government debt

When Hedge Funds Trump Governments

vultureWhile Greece suffers to the point of revolution and suicide, hedge funds made out like bandits on Greek sovereign debt.

Greece had reached its target of buying back enough bonds at a discount to retire 21 billion euros, or about $27 billion, of its debt. The bigger winners, though, were hedge funds, which pocketed higher profits than many had expected, in yet another Greek bailout financed by European taxpayers.

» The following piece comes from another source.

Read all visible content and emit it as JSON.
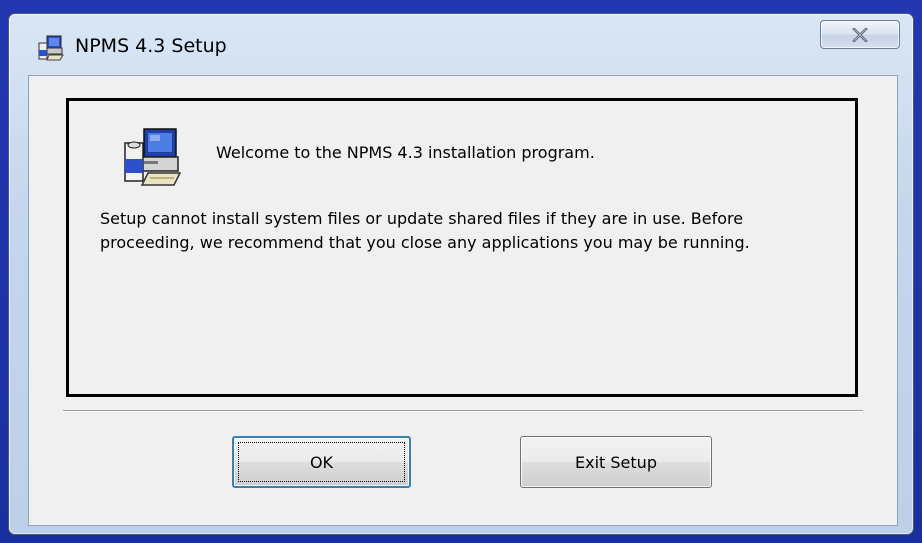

To some experts, this latest chapter in the long-running Greek drama is another reminder of how private investors have managed to outmaneuver European officials at various stages of the debt crisis. And they caution that each time it happens, future debt workouts in the euro zone will become even more costly.

When Europe wanted to give the Greek bond holders a hair cut, the hedge funds threatened collective action against a host of European countries. They wouldn't buy any European sovereign bonds in retaliation against the Eurogroup taking a hard line against them.

The warning was blunt: If Athens set off legal mechanisms in the bond contracts known as collective action clauses, forcing bondholders to accept lower prices, investors would stop buying the bonds of struggling European countries. That would be bad news for Spain and Italy — to say nothing of Portugal and Ireland when they return to global bond markets in 2013.

Farrell and Stockman - Latter Day Prophets of Doom

Michael Collins
Paul Farrell of MarketWatch caused quite a stir with his recent article, Reagan insider [David Stockman]: GOP destroyed U.S. economy, Part 2, May 24. Farrell breaks some new ground in the strident critique of long standing policy trends and offers a highly functional description of the destructive personalities controlling Wall Street. This article describes the several high points of the Farrell-Stockman thesis, a frontal assault on the modern Republican Party. It also provides important cautions on key information absent from the Farrell-Stockman broadside. (Image: Art & Perception)

Farrell makes his case by using Stockman's July 2010 New York Times OpEd, Four Deformations of the Apocalypse, New York Times and his recent book, The Triumph of Politics: Why the Reagan Revolution Failed.

The Weird Have Turned Pro

"When the going gets weird, the weird turn pro."
- Hunter S. Thompson

When you live in interesting times it is sometimes hard to distinguish the real news from the fake news. For instance, I read this today.

WASHINGTON—A new report has revealed that when it comes to the important matter of owing large sums of money, Americans display a level of expertise and proficiency unrivaled throughout the world.

The same day I also read this.

The Treasury Department said Thursday that it will sell a record total of $115 billion in new notes next week, more than market participants had expected.

They both look like the could be real news, don't they?

Treasury Trouble: Is the government giving bad TIPS?

A little story passed by the radar of most folks this past week. A piece of news that really shows the US reaching a watershed moment. What is this oh so awesome thing? Well it isn't awesome, in fact, it isn't good at all. Investors are starting to reject government securities.

Treasury Inflation Protected Securities (TIPS) has been a staple investment for a long time, finding a home in portfolios big and small. So what are TIPS, and why should I care?

So what's the deal on TIPS?